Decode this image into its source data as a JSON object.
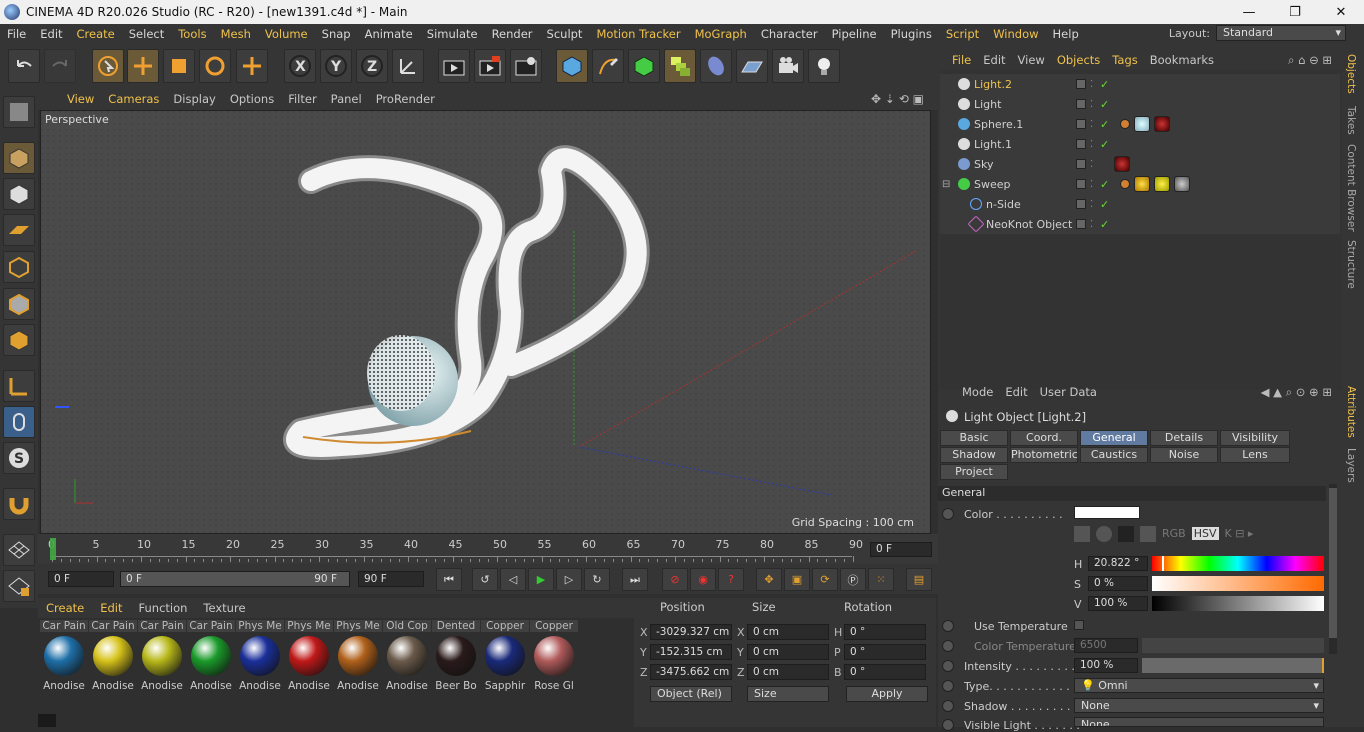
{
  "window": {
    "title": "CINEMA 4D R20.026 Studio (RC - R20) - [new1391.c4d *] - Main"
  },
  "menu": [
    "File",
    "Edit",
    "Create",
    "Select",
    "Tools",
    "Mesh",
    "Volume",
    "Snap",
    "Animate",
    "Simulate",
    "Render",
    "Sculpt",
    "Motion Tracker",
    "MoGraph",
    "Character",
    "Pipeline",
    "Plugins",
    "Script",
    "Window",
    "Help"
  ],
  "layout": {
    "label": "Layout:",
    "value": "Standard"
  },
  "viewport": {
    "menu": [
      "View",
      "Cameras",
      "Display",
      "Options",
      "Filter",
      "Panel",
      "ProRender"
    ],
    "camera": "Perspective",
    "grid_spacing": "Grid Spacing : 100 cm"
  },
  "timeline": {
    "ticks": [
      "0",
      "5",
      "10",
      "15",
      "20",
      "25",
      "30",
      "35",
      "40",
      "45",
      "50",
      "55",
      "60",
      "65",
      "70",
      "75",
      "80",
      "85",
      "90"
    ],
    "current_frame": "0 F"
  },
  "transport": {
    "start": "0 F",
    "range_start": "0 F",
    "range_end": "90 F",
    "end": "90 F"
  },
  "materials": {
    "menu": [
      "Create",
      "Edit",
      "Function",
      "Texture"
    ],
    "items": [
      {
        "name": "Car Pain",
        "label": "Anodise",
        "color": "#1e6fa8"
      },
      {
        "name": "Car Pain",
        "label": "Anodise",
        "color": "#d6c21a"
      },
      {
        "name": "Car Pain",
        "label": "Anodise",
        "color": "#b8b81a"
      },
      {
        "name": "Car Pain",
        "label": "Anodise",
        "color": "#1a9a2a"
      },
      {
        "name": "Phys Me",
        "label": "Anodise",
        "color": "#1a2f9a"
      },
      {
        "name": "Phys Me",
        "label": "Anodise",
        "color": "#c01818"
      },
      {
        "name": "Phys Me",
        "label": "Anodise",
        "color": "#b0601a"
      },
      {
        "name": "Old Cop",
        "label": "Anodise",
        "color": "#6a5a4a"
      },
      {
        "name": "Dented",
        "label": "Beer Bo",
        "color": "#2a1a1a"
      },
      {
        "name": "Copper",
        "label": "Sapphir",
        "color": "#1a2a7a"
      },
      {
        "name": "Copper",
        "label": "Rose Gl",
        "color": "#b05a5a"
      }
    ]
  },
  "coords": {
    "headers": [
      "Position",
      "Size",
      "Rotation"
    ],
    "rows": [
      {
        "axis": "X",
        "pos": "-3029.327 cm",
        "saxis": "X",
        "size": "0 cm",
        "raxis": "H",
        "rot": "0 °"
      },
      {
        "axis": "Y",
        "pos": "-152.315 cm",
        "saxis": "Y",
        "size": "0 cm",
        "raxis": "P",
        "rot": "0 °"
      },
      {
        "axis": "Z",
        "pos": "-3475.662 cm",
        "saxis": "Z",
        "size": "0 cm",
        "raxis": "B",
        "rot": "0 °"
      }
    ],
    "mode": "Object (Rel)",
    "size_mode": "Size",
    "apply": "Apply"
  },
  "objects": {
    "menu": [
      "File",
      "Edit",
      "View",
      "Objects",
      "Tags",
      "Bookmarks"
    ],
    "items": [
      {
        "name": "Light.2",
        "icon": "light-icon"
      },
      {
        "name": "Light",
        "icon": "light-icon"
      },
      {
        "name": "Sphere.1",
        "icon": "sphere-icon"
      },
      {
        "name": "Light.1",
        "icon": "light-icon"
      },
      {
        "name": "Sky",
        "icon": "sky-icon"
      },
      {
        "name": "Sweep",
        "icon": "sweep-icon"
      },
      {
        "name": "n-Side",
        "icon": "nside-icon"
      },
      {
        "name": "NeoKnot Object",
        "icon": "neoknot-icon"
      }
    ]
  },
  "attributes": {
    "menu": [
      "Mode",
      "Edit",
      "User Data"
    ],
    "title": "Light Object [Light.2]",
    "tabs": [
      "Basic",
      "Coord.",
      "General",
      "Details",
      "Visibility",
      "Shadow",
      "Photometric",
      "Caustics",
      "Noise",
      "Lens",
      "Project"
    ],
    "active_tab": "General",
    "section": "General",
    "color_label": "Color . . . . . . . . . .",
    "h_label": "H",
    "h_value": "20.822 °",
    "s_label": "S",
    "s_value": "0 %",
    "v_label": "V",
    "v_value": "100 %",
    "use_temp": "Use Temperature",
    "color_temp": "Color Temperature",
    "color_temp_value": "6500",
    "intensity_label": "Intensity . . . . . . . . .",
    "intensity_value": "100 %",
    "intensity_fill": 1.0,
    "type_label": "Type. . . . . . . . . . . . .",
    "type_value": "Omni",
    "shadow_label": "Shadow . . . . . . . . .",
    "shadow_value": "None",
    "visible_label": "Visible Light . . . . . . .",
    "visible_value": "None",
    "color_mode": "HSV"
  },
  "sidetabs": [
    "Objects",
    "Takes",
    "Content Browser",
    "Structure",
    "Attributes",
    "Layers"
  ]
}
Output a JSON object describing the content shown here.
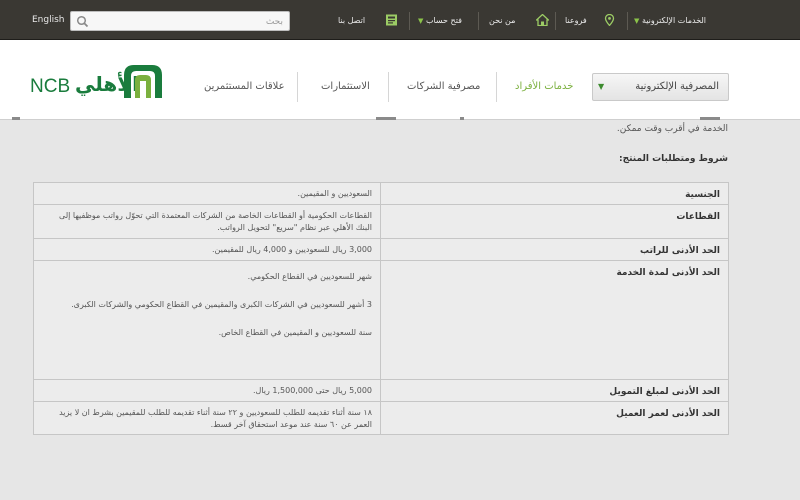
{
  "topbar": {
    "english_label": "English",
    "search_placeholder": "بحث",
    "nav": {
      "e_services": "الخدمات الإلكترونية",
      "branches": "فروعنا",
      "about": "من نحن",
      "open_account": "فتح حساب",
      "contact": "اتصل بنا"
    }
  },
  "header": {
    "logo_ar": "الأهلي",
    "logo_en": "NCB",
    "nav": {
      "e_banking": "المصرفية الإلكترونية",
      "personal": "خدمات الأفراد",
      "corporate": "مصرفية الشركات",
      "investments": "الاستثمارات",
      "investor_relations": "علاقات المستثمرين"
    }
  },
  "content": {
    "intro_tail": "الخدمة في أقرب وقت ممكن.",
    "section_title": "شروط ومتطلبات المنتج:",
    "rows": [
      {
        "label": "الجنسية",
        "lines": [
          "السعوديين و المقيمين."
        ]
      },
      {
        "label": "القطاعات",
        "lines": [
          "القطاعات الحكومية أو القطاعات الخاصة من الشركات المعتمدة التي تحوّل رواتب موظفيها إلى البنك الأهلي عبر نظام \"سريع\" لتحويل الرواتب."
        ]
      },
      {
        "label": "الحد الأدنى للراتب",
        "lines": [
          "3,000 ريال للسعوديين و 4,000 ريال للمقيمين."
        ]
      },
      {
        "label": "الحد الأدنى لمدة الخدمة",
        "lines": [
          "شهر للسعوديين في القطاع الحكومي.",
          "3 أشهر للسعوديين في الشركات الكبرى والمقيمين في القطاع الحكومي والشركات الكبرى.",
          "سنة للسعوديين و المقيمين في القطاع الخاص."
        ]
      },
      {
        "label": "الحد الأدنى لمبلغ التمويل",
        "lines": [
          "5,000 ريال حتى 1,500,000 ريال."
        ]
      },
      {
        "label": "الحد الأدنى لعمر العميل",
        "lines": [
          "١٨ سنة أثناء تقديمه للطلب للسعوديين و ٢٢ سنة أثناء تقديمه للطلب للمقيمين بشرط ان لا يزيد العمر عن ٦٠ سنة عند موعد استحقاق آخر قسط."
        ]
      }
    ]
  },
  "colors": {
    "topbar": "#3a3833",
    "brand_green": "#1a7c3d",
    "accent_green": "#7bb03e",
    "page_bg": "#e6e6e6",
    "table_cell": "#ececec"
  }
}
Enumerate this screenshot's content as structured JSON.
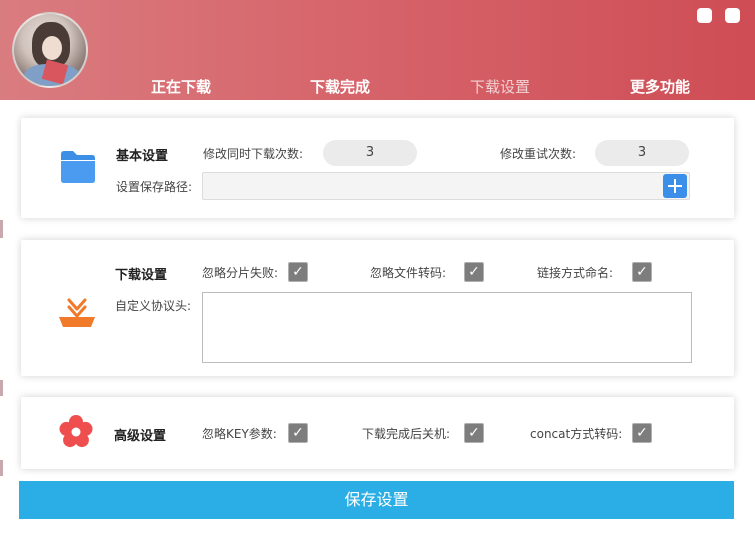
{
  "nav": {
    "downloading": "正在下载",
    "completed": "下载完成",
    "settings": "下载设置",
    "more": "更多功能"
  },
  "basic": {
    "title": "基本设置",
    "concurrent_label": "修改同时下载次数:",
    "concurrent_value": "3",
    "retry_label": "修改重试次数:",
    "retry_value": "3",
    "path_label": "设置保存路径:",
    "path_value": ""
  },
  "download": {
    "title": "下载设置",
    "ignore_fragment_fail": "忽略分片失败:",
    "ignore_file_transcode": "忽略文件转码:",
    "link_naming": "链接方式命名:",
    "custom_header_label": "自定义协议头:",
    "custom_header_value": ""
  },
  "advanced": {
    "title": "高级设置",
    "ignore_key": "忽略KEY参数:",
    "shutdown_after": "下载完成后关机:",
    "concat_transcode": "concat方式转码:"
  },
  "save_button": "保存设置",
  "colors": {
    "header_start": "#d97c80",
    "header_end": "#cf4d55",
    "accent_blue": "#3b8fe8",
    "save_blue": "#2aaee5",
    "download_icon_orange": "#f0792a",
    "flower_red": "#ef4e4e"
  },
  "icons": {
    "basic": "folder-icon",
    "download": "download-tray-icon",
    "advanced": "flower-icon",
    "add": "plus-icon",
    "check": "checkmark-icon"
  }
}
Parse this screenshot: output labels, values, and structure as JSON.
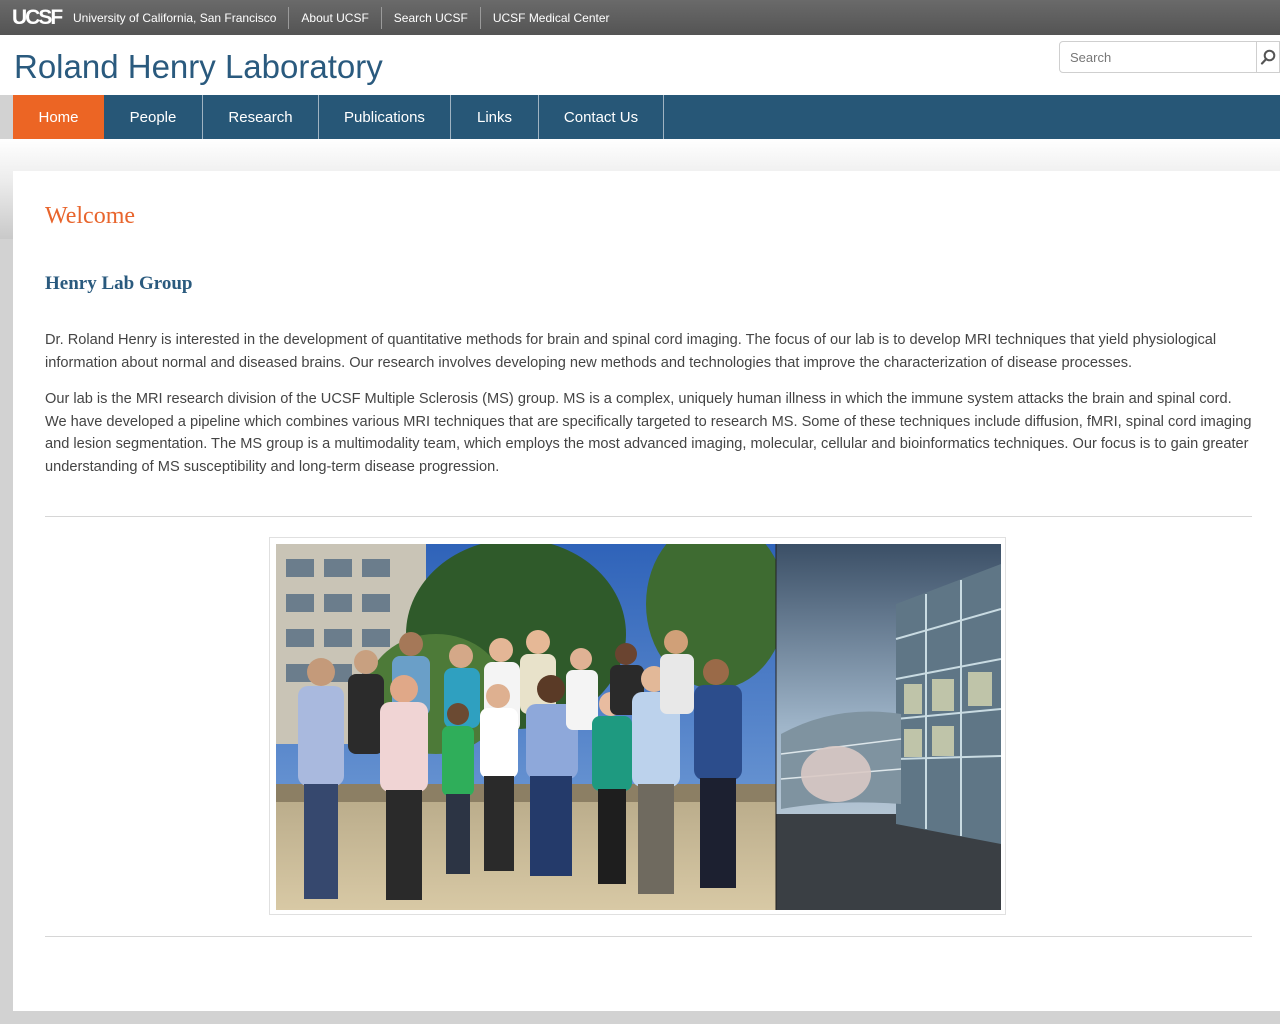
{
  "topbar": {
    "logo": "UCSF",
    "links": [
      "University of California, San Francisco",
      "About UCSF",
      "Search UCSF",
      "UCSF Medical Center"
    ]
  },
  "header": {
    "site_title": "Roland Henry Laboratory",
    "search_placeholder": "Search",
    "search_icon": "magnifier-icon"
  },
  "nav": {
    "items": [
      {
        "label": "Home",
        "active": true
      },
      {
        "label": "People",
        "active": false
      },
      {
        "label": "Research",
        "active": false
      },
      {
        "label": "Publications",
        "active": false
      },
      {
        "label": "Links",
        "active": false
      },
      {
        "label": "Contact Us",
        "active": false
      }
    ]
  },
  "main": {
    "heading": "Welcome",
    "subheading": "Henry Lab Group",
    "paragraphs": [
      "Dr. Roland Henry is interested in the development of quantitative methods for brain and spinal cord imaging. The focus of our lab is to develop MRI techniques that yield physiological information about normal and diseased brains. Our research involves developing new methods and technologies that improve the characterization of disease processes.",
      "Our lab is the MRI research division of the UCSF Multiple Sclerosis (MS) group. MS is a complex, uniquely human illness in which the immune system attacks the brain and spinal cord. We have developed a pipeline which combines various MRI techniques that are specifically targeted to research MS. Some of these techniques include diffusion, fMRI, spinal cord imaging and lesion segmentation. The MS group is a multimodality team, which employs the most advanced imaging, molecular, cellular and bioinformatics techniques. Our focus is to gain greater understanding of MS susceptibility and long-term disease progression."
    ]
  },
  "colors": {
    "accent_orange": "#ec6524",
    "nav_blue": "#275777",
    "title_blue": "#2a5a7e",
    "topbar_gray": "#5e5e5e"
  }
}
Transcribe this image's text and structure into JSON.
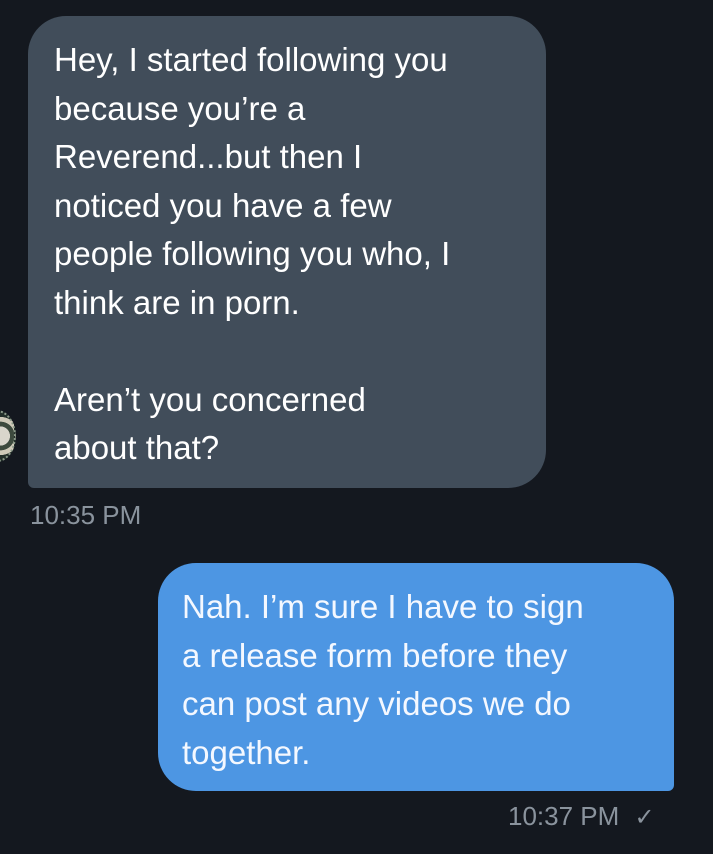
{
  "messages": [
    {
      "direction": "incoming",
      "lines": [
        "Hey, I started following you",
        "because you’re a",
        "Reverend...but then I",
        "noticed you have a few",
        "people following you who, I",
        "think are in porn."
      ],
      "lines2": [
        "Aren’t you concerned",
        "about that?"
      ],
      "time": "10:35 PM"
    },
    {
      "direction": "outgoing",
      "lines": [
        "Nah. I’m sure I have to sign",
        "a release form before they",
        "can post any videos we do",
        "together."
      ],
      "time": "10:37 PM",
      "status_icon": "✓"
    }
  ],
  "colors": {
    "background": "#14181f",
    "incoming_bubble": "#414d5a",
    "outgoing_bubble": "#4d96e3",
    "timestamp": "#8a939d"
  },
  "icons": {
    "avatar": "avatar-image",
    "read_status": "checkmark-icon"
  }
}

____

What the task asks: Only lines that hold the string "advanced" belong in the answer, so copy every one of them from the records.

Exercise answer:
  "advanced": {
    "advanced": "flower-icon",
      "Our lab is the MRI research division of the UCSF Multiple Sclerosis (MS) group. MS is a complex, uniquely human illness in which the immune system attacks the brain and spinal cord. We have developed a pipeline which combines various MRI techniques that are specifically targeted to research MS. Some of these techniques include diffusion, fMRI, spinal cord imaging and lesion segmentation. The MS group is a multimodality team, which employs the most advanced imaging, molecular, cellular and bioinformatics techniques. Our focus is to gain greater understanding of MS susceptibility and long-term disease progression."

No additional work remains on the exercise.